»»

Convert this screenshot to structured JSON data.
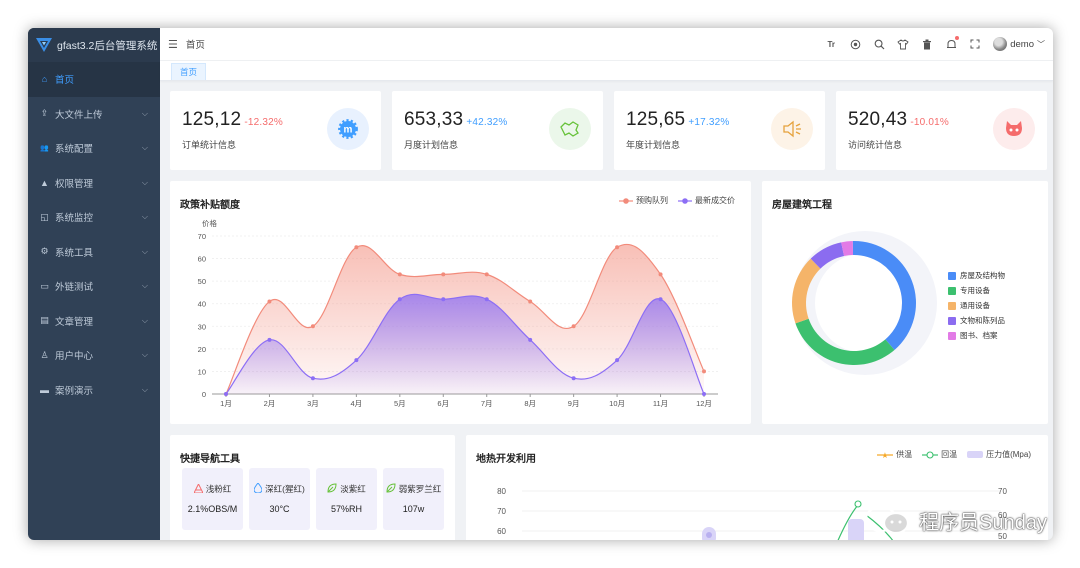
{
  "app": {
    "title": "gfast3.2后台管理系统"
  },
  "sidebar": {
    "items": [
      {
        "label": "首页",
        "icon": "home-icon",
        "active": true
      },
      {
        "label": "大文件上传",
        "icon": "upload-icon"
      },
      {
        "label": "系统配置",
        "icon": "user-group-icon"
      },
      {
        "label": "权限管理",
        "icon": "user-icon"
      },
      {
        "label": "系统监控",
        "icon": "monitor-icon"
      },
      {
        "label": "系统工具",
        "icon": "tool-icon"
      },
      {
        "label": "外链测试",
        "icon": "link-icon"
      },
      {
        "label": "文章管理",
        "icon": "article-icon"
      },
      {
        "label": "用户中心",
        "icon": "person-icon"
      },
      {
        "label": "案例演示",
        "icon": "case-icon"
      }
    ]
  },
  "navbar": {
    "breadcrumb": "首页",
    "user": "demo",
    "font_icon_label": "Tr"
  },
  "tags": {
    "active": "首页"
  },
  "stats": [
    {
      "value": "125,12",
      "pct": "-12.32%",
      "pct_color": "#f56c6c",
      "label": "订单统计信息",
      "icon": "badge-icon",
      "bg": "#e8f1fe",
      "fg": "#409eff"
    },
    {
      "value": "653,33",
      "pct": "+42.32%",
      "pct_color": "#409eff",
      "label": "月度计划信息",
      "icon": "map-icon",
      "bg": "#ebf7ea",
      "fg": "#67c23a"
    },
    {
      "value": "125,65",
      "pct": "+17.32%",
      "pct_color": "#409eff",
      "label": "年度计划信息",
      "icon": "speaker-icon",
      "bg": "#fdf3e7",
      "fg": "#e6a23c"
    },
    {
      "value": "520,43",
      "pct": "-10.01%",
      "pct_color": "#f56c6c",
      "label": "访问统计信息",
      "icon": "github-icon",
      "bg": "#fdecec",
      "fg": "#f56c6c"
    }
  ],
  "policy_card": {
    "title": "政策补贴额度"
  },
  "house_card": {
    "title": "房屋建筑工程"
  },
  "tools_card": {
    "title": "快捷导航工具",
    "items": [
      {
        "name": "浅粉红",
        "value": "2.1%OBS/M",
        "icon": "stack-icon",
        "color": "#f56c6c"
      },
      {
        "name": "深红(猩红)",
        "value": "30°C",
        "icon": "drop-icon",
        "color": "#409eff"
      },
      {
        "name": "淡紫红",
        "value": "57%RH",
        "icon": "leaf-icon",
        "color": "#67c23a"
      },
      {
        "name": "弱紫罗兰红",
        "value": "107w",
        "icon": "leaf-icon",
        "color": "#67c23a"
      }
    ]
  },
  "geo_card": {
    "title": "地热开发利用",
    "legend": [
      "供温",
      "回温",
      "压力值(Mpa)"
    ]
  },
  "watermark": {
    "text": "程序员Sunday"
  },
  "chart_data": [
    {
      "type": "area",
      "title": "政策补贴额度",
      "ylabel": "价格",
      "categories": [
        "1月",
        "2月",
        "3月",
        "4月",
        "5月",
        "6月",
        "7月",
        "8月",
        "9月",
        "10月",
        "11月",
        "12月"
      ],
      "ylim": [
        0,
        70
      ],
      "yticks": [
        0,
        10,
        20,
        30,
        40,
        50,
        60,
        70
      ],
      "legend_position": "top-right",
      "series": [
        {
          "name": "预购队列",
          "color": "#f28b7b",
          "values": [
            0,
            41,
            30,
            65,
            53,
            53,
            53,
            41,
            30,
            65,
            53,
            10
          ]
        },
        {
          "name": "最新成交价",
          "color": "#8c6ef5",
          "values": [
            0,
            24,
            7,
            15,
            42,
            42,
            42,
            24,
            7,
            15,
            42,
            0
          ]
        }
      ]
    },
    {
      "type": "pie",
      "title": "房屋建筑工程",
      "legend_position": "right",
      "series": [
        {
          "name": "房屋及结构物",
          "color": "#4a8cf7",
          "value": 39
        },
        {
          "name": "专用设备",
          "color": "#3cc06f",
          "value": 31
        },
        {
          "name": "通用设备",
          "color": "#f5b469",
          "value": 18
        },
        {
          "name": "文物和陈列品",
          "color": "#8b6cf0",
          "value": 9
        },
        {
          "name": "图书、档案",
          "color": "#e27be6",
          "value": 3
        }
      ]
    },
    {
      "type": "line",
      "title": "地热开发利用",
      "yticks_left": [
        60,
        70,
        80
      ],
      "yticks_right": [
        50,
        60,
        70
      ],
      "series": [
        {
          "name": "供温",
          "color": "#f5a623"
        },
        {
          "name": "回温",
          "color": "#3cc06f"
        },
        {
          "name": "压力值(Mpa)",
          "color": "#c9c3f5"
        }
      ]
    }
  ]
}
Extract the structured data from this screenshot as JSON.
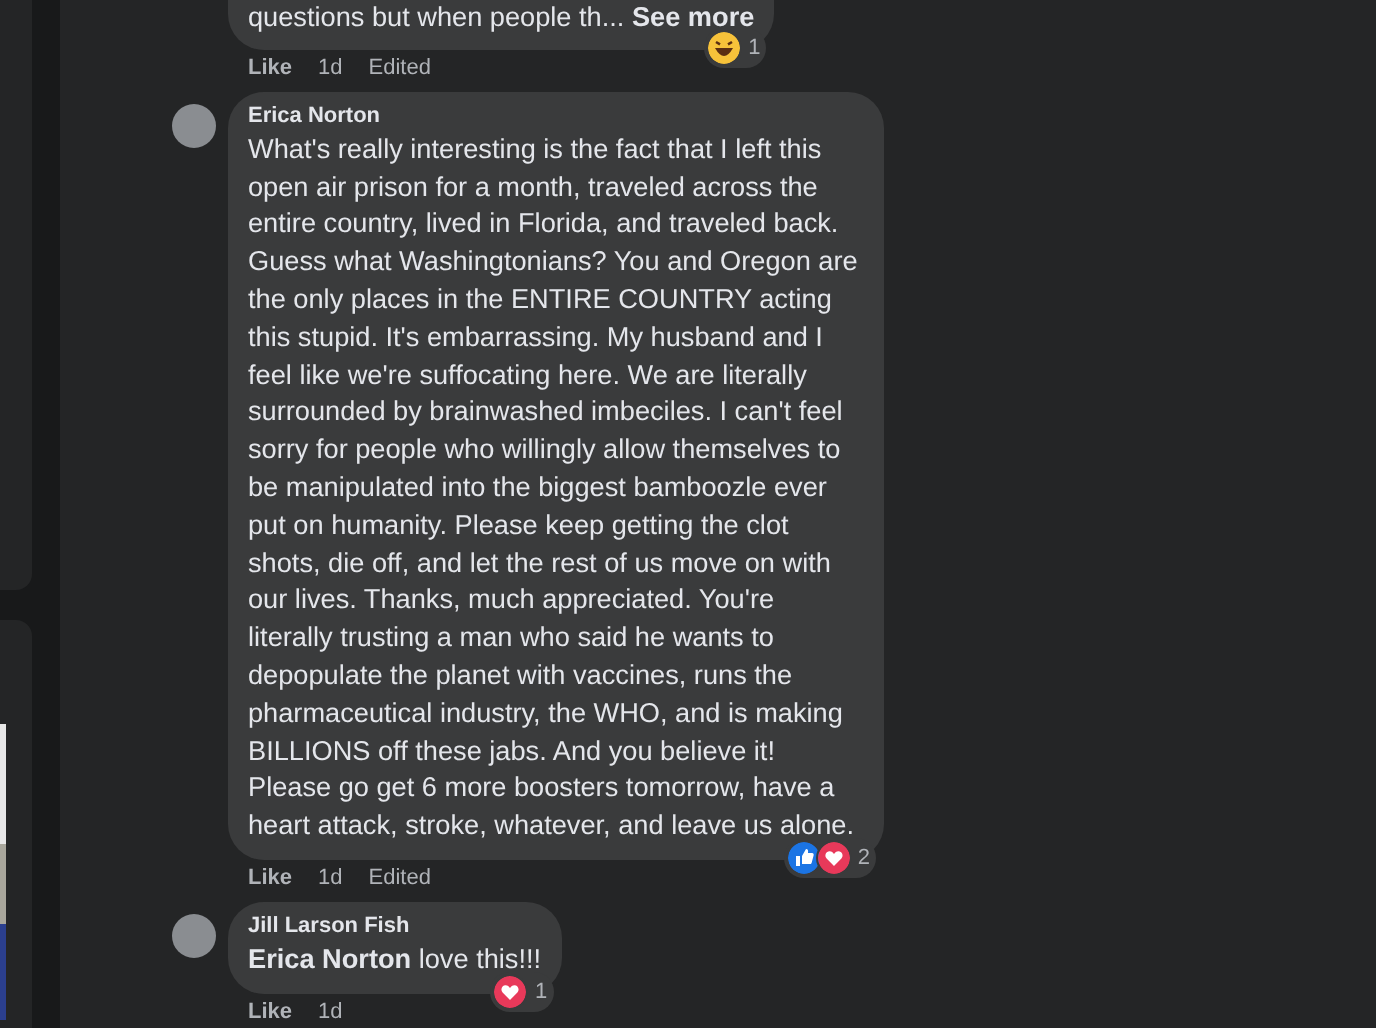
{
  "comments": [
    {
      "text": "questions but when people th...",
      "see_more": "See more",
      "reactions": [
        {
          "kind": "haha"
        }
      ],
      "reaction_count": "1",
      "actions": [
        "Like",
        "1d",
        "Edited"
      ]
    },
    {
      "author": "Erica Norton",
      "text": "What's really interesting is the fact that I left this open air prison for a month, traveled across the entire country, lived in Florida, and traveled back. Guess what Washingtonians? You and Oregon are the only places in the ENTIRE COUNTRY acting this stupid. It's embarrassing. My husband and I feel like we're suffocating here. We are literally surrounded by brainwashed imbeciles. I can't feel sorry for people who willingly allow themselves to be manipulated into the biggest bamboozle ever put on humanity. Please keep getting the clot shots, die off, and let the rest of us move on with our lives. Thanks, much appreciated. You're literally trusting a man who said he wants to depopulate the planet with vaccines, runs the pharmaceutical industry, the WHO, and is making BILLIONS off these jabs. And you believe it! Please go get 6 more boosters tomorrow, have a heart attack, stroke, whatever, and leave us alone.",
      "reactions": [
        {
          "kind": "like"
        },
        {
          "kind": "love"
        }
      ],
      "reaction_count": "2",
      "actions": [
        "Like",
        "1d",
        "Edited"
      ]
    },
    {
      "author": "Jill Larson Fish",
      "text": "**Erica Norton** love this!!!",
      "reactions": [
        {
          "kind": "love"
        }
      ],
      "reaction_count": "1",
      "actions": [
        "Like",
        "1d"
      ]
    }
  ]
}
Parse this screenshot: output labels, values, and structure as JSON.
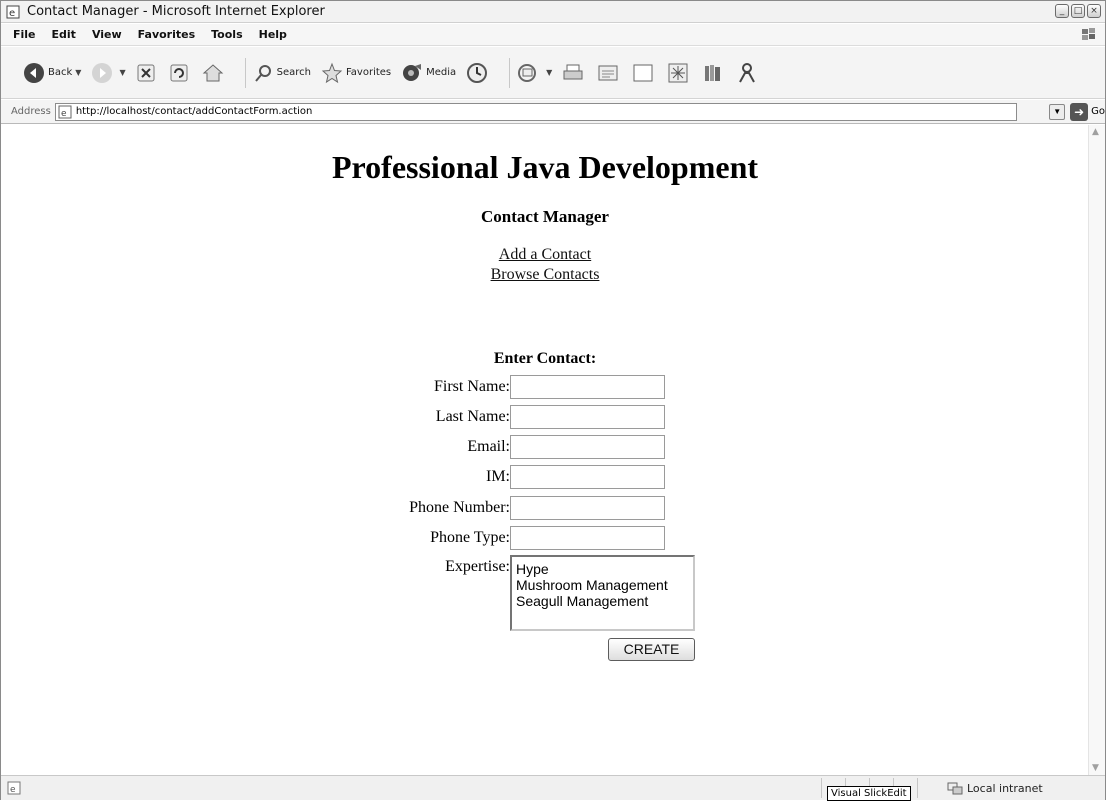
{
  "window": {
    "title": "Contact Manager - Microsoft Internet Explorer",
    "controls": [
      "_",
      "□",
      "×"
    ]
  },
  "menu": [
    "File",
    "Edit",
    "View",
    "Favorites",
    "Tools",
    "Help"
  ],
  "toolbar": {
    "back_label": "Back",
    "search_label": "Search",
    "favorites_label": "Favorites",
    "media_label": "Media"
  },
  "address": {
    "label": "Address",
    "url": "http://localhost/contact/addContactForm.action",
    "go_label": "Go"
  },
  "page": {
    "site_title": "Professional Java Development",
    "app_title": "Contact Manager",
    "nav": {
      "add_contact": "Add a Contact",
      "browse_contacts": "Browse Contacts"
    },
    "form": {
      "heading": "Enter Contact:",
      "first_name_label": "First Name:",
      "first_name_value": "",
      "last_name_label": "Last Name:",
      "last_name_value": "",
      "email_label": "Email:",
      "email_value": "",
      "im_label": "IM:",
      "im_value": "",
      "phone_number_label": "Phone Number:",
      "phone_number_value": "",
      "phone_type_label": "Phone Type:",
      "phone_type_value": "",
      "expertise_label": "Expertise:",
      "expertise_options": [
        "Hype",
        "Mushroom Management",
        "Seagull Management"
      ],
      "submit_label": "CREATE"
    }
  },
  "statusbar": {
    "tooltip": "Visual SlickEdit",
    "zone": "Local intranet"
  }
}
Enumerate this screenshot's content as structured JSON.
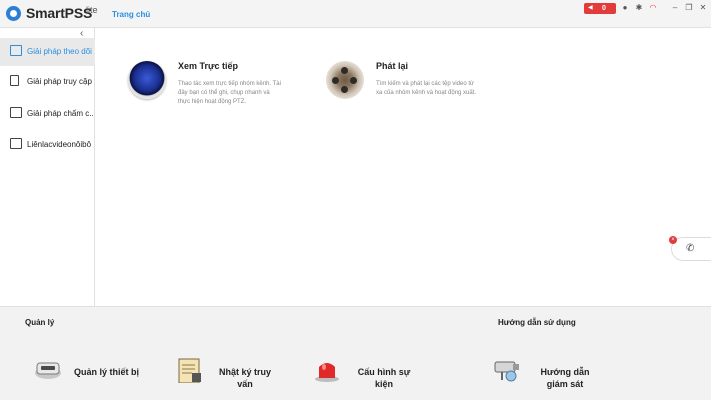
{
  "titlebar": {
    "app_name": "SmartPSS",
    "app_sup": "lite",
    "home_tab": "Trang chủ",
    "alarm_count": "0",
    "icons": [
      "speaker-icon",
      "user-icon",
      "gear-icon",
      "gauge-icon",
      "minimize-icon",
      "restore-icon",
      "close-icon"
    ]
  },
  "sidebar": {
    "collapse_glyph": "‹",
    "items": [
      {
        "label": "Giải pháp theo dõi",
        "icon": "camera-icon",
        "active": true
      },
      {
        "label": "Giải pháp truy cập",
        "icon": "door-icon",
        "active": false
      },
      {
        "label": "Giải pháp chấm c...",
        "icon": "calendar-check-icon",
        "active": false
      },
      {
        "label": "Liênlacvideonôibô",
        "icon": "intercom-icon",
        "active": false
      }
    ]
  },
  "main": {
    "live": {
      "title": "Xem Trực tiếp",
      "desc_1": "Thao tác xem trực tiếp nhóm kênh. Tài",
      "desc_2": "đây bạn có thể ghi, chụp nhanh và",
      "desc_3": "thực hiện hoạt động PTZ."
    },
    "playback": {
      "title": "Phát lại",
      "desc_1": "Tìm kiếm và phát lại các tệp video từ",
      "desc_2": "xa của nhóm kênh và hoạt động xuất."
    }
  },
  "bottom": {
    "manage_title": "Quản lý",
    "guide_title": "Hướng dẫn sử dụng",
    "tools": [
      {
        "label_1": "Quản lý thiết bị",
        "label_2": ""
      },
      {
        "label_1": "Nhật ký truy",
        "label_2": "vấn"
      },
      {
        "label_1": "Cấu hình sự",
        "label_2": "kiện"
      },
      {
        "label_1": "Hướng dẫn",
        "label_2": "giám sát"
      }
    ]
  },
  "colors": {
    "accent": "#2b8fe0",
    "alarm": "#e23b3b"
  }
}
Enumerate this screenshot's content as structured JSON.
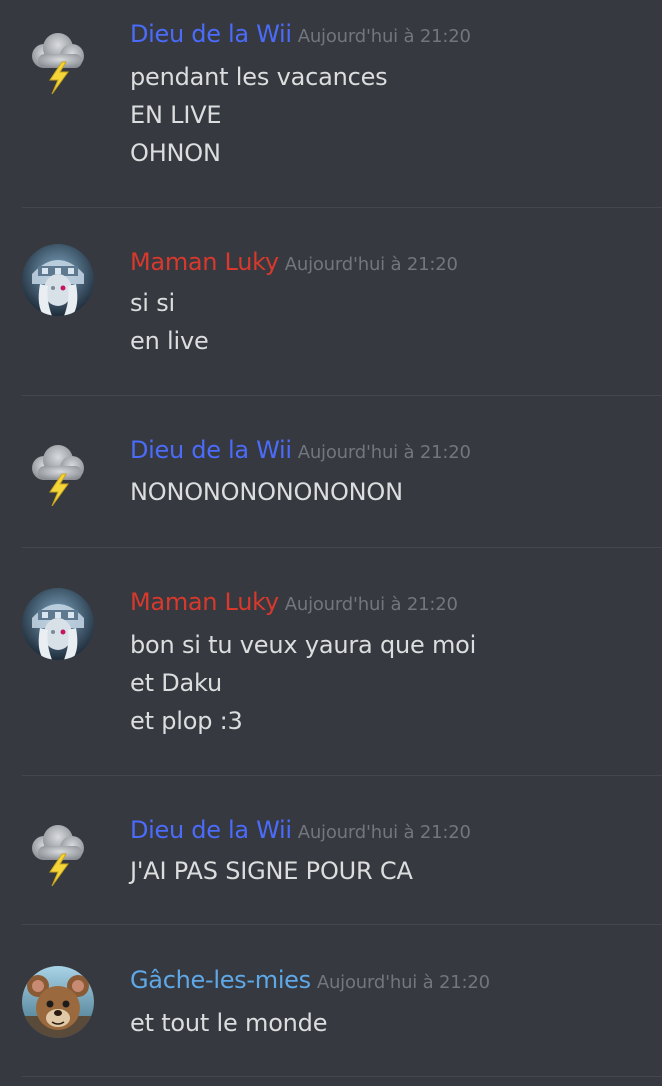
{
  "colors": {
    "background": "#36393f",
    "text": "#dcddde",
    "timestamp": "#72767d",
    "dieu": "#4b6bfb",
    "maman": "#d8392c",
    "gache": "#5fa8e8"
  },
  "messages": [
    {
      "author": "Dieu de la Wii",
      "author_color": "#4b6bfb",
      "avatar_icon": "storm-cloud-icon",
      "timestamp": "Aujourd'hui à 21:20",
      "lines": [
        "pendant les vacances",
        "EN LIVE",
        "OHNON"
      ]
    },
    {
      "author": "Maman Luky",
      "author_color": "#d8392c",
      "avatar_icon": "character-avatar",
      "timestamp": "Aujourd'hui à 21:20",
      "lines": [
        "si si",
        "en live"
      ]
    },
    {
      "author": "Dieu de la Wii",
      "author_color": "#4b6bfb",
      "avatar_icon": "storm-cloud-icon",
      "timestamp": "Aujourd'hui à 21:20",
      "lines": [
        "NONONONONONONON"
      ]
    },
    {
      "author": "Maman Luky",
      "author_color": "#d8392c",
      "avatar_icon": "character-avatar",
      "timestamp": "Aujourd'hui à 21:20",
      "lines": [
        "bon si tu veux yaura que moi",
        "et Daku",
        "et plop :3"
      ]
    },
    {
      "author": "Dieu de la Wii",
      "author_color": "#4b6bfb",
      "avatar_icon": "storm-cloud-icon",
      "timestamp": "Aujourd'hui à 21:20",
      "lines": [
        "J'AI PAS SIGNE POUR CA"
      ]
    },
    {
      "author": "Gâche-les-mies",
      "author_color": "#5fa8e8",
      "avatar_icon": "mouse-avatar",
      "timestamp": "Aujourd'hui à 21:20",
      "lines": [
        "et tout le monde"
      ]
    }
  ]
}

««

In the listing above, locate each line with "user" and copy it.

        "icon": "user-group-icon"
        "icon": "user-icon"
    "user": "demo",
      "user-icon",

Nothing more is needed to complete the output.